CIOs are increasingly operating in a strategic way and this is being acknowledged by the board with almost half (46.3%) now reporting directly to the CEO. I believe that 2017 will be the year that more CIOs will find themselves being invited to pull up a permanent seat at the boardroom table.
Business reliance on IT is only going one way. I once wrote that IT will shift from “supporting the business” to “being the business” and for many companies, I believe that the time has arrived or will do so in 2017 giving CIOs a huge opportunity for advancement. With this great opportunity comes a great responsibility too. It is time for CIOs to start playing a greater role in setting the business innovation agenda, companies, where CIOs are doing this, are enjoying the benefits of market disruptive innovation and gaining a real commercial advantage over their competitors.
2 – Security
Over a third of IT leaders (36%) polled by SIM ranked security as their top concern – it ranks even higher in my less scientific survey. Amazing to consider that less than half a decade ago, security struggled to make the top ten concerns of IT leaders but it is now a major anxiety. Crucially, it is one shared by many CEOs fuelled by widely reported security breaches.
2016 has seen some high-profile security breaches at companies you would have thought were watertight! Furthermore, I believe that we are currently just ambling down the slip road towards a fast-moving motorway of security challenges. The Internet of Things (IoT) and increased use of cloud could open your business up to new attacks and I believe that the firms who have a CIO at the highest possible level will be the businesses that understand the risk and react the best.
I’m not suggesting that CIOs should exploit CEO anxieties and lack of knowledge of security risks … but it is an opportunity to increase your stock.
3 – Talent
The IT skills gap ranks as the top concern for almost a quarter of IT leaders polled by SIM and in my circle talent is widely acknowledged as the biggest blockage to success. Of course, it’s not a new challenge but the speed at which technology is moving is leaving many firms exposed to a widening skills gap.
Canny CIOs are doing two things that deserve recognition and reward.
i) They are leveraging their knowledge of the “as a Service” market to plug any IT skills gaps that could get in the way of achieving their objectives.
ii) They are creating cultures that attract and retain talent. What’s more, with IT now “being the business” these successful cultures are being replicated across different aspects of these organisations. Few other department heads can expect to make such a cross-operational impact on culture as IT leaders will in 2017.
In an increasingly digitised economy, businesses that have elevated their CIO (even if not to the board) are enjoying a competitive advantage over competitors.

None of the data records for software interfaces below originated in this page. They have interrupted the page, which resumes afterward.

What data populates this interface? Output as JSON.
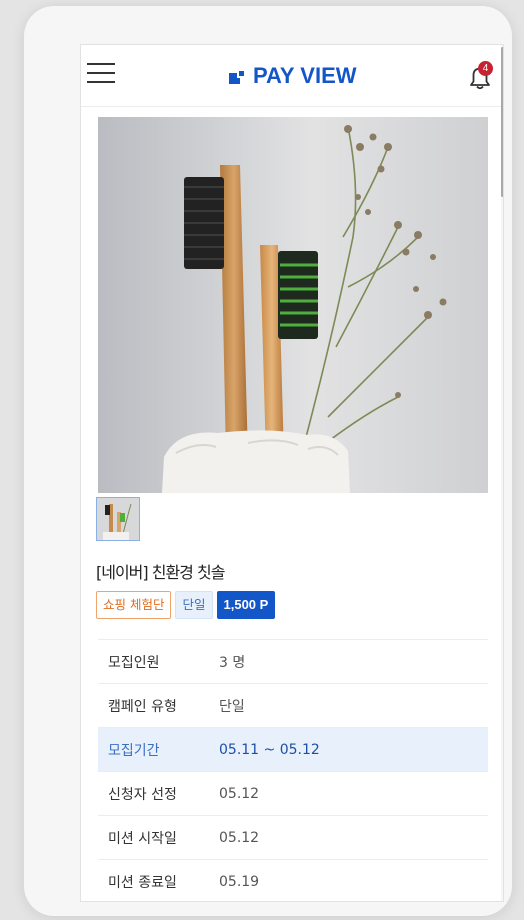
{
  "header": {
    "logo_text": "PAY VIEW",
    "notification_count": "4"
  },
  "product": {
    "image_alt": "Bamboo toothbrushes",
    "title": "[네이버] 친환경 칫솔",
    "tags": {
      "type": "쇼핑 체험단",
      "mode": "단일",
      "points": "1,500 P"
    }
  },
  "details": [
    {
      "label": "모집인원",
      "value": "3 명"
    },
    {
      "label": "캠페인 유형",
      "value": "단일"
    },
    {
      "label": "모집기간",
      "value": "05.11 ~ 05.12"
    },
    {
      "label": "신청자 선정",
      "value": "05.12"
    },
    {
      "label": "미션 시작일",
      "value": "05.12"
    },
    {
      "label": "미션 종료일",
      "value": "05.19"
    }
  ],
  "colors": {
    "brand": "#1356c8",
    "badge": "#c62230",
    "tag_orange": "#e06c1c",
    "highlight_bg": "#e7f0fb"
  }
}
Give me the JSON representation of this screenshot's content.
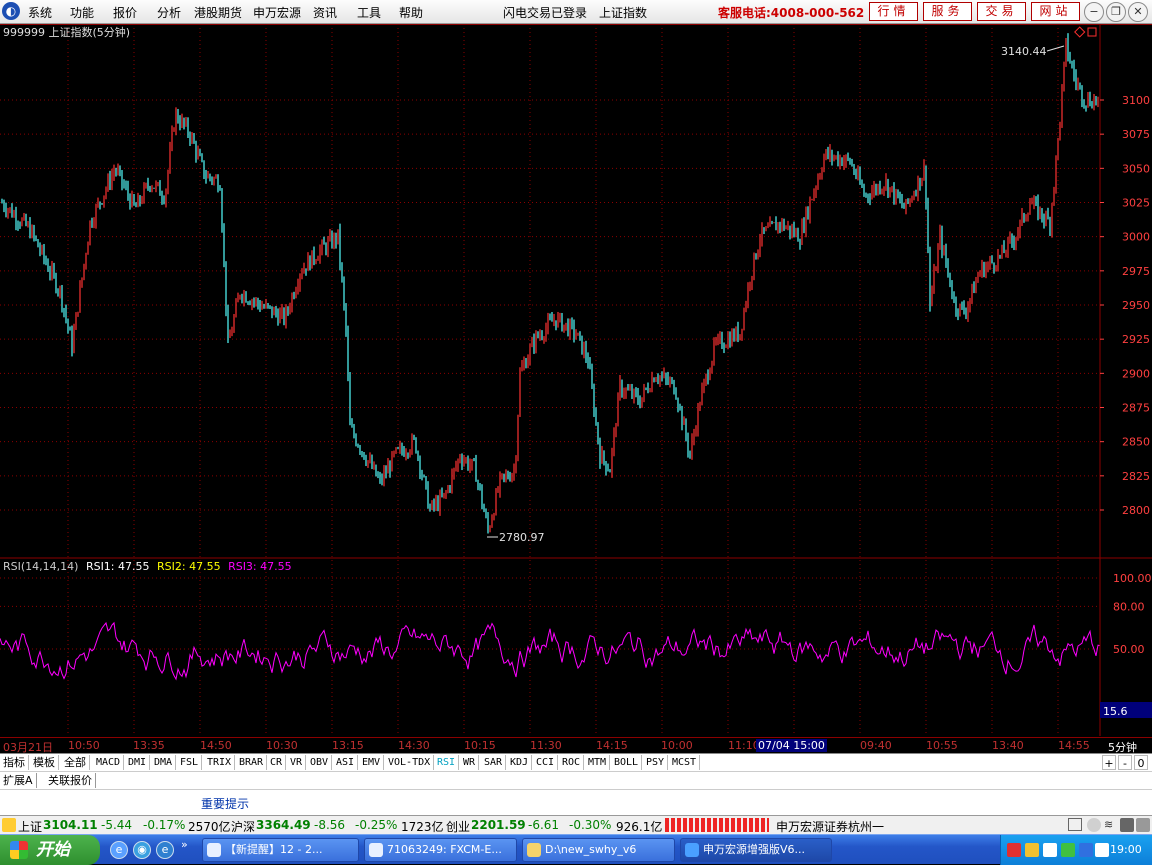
{
  "menubar": {
    "items": [
      "系统",
      "功能",
      "报价",
      "分析",
      "港股期货",
      "申万宏源",
      "资讯",
      "工具",
      "帮助"
    ],
    "login_status": "闪电交易已登录",
    "current_name": "上证指数",
    "hotline": "客服电话:4008-000-562",
    "buttons": [
      "行情",
      "服务",
      "交易",
      "网站"
    ]
  },
  "chart": {
    "title": "999999 上证指数(5分钟)",
    "max_label": "3140.44",
    "min_label": "2780.97",
    "price_axis": [
      "3100",
      "3075",
      "3050",
      "3025",
      "3000",
      "2975",
      "2950",
      "2925",
      "2900",
      "2875",
      "2850",
      "2825",
      "2800"
    ],
    "rsi_header": "RSI(14,14,14)",
    "rsi1": "RSI1: 47.55",
    "rsi2": "RSI2: 47.55",
    "rsi3": "RSI3: 47.55",
    "rsi_axis": [
      "100.00",
      "80.00",
      "50.00"
    ],
    "rsi_readout": "15.6",
    "colors": {
      "up": "#ff3232",
      "down": "#54ffff",
      "rsi": "#ff00ff",
      "grid": "#8b0000"
    }
  },
  "chart_data": {
    "type": "line",
    "series": [
      {
        "name": "RSI1",
        "values": [
          47.55
        ]
      }
    ],
    "price_range": [
      2780.97,
      3140.44
    ],
    "ylim": [
      2790,
      3135
    ],
    "rsi_ylim": [
      0,
      100
    ]
  },
  "xaxis": {
    "labels": [
      "03月21日",
      "10:50",
      "13:35",
      "14:50",
      "10:30",
      "13:15",
      "14:30",
      "10:15",
      "11:30",
      "14:15",
      "10:00",
      "11:10",
      "09:40",
      "10:55",
      "13:40",
      "14:55"
    ],
    "cursor_time": "07/04 15:00",
    "period": "5分钟"
  },
  "tabs": {
    "items": [
      "指标",
      "模板",
      "全部",
      "MACD",
      "DMI",
      "DMA",
      "FSL",
      "TRIX",
      "BRAR",
      "CR",
      "VR",
      "OBV",
      "ASI",
      "EMV",
      "VOL-TDX",
      "RSI",
      "WR",
      "SAR",
      "KDJ",
      "CCI",
      "ROC",
      "MTM",
      "BOLL",
      "PSY",
      "MCST"
    ],
    "controls": [
      "+",
      "-",
      "0"
    ]
  },
  "subtabs": [
    "扩展A",
    "关联报价"
  ],
  "notice": "重要提示",
  "ticker": {
    "sh_name": "上证",
    "sh_price": "3104.11",
    "sh_chg": "-5.44",
    "sh_pct": "-0.17%",
    "sh_amt": "2570亿",
    "hs_name": "沪深",
    "hs_price": "3364.49",
    "hs_chg": "-8.56",
    "hs_pct": "-0.25%",
    "hs_amt": "1723亿",
    "cy_name": "创业",
    "cy_price": "2201.59",
    "cy_chg": "-6.61",
    "cy_pct": "-0.30%",
    "cy_amt": "926.1亿",
    "broker": "申万宏源证券杭州一"
  },
  "taskbar": {
    "start": "开始",
    "tasks": [
      "【新提醒】12 - 2...",
      "71063249: FXCM-E...",
      "D:\\new_swhy_v6",
      "申万宏源增强版V6..."
    ],
    "clock": "19:00"
  }
}
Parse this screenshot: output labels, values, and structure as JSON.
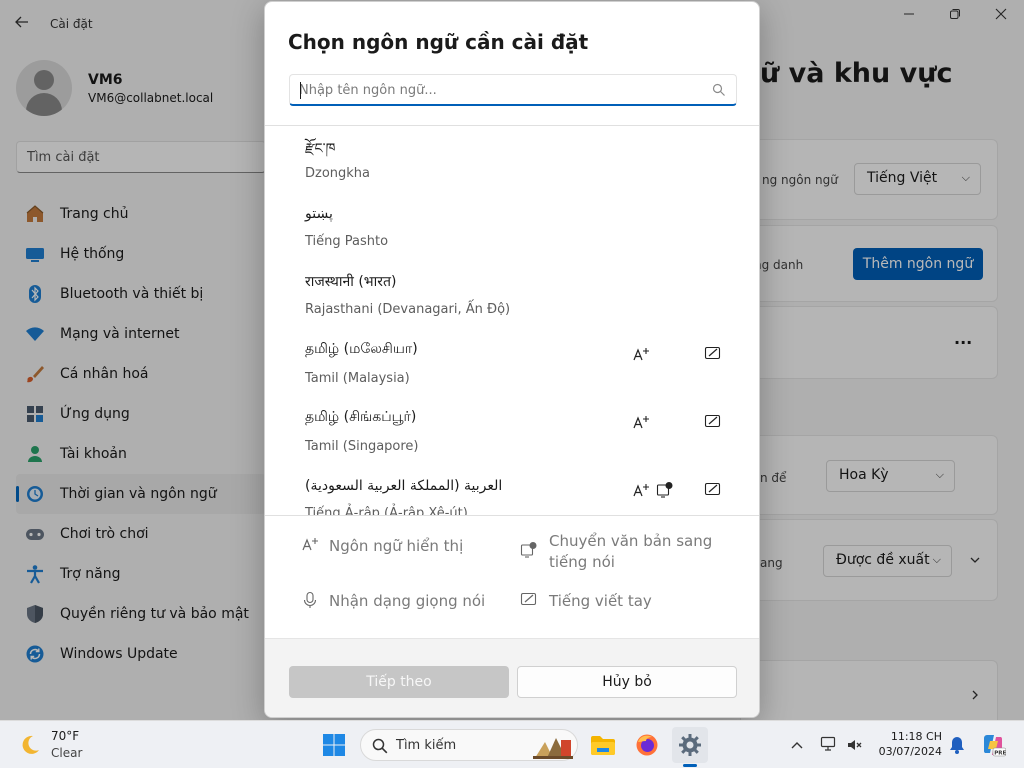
{
  "settings": {
    "app_title": "Cài đặt",
    "user": {
      "name": "VM6",
      "email": "VM6@collabnet.local"
    },
    "search_placeholder": "Tìm cài đặt",
    "nav": [
      {
        "label": "Trang chủ",
        "icon": "home-icon"
      },
      {
        "label": "Hệ thống",
        "icon": "system-icon"
      },
      {
        "label": "Bluetooth và thiết bị",
        "icon": "bluetooth-icon"
      },
      {
        "label": "Mạng và internet",
        "icon": "wifi-icon"
      },
      {
        "label": "Cá nhân hoá",
        "icon": "brush-icon"
      },
      {
        "label": "Ứng dụng",
        "icon": "apps-icon"
      },
      {
        "label": "Tài khoản",
        "icon": "account-icon"
      },
      {
        "label": "Thời gian và ngôn ngữ",
        "icon": "clock-globe-icon",
        "active": true
      },
      {
        "label": "Chơi trò chơi",
        "icon": "gamepad-icon"
      },
      {
        "label": "Trợ năng",
        "icon": "accessibility-icon"
      },
      {
        "label": "Quyền riêng tư và bảo mật",
        "icon": "shield-icon"
      },
      {
        "label": "Windows Update",
        "icon": "update-icon"
      }
    ],
    "page_heading": "ữ và khu vực",
    "display_lang_label": "ng ngôn ngữ",
    "display_lang_value": "Tiếng Việt",
    "preferred_label": "ng danh",
    "add_language_button": "Thêm ngôn ngữ",
    "more_button": "...",
    "country_label": "n để",
    "country_value": "Hoa Kỳ",
    "format_label": "ang",
    "format_value": "Được đề xuất"
  },
  "dialog": {
    "title": "Chọn ngôn ngữ cần cài đặt",
    "search_placeholder": "Nhập tên ngôn ngữ...",
    "languages": [
      {
        "native": "རྫོང་ཁ",
        "english": "Dzongkha",
        "features": []
      },
      {
        "native": "پښتو",
        "english": "Tiếng Pashto",
        "features": []
      },
      {
        "native": "राजस्थानी (भारत)",
        "english": "Rajasthani (Devanagari, Ấn Độ)",
        "features": []
      },
      {
        "native": "தமிழ் (மலேசியா)",
        "english": "Tamil (Malaysia)",
        "features": [
          "display-language-icon",
          "handwriting-icon"
        ]
      },
      {
        "native": "தமிழ் (சிங்கப்பூர்)",
        "english": "Tamil (Singapore)",
        "features": [
          "display-language-icon",
          "handwriting-icon"
        ]
      },
      {
        "native": "العربية (المملكة العربية السعودية)",
        "english": "Tiếng Ả-rập (Ả-rập Xê-út)",
        "features": [
          "display-language-icon",
          "text-to-speech-icon",
          "handwriting-icon"
        ]
      }
    ],
    "legend": {
      "display_language": "Ngôn ngữ hiển thị",
      "text_to_speech": "Chuyển văn bản sang tiếng nói",
      "speech_recognition": "Nhận dạng giọng nói",
      "handwriting": "Tiếng viết tay"
    },
    "next_button": "Tiếp theo",
    "cancel_button": "Hủy bỏ"
  },
  "taskbar": {
    "weather_temp": "70°F",
    "weather_condition": "Clear",
    "search_label": "Tìm kiếm",
    "time": "11:18 CH",
    "date": "03/07/2024"
  },
  "colors": {
    "accent": "#005fb8",
    "background": "#f3f3f3",
    "dialog": "#ffffff"
  }
}
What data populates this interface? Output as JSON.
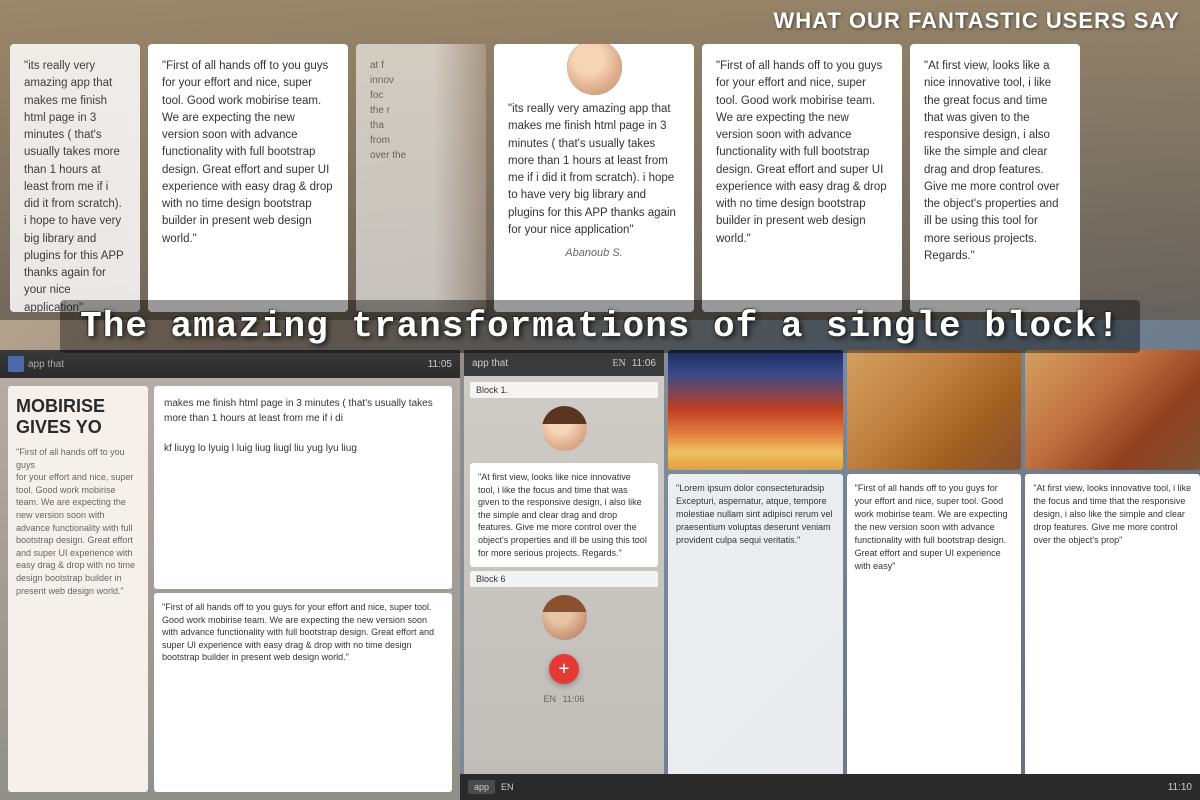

For instance, at one firm where a CIO sits on the board communication of IT innovation and change between the boardroom and employees has radically improved (in terms of speed) making them more agile in the market.
The diverse challenges faced by most CIOs are probably already eclipsed only by those that cross the CEO’s desk (I would challenge any other member of the C-Suite community to present a more eclectic set of responsibilities).
Now, I don’t think that 2017 will see any of my CIO friends making CEO. That may be a glass ceiling too far!
But the next year will see them taking on even more strategic roles.
It’s HIGH time that CIOs got the place at the boardroom table that their responsibilities and contribution deserves.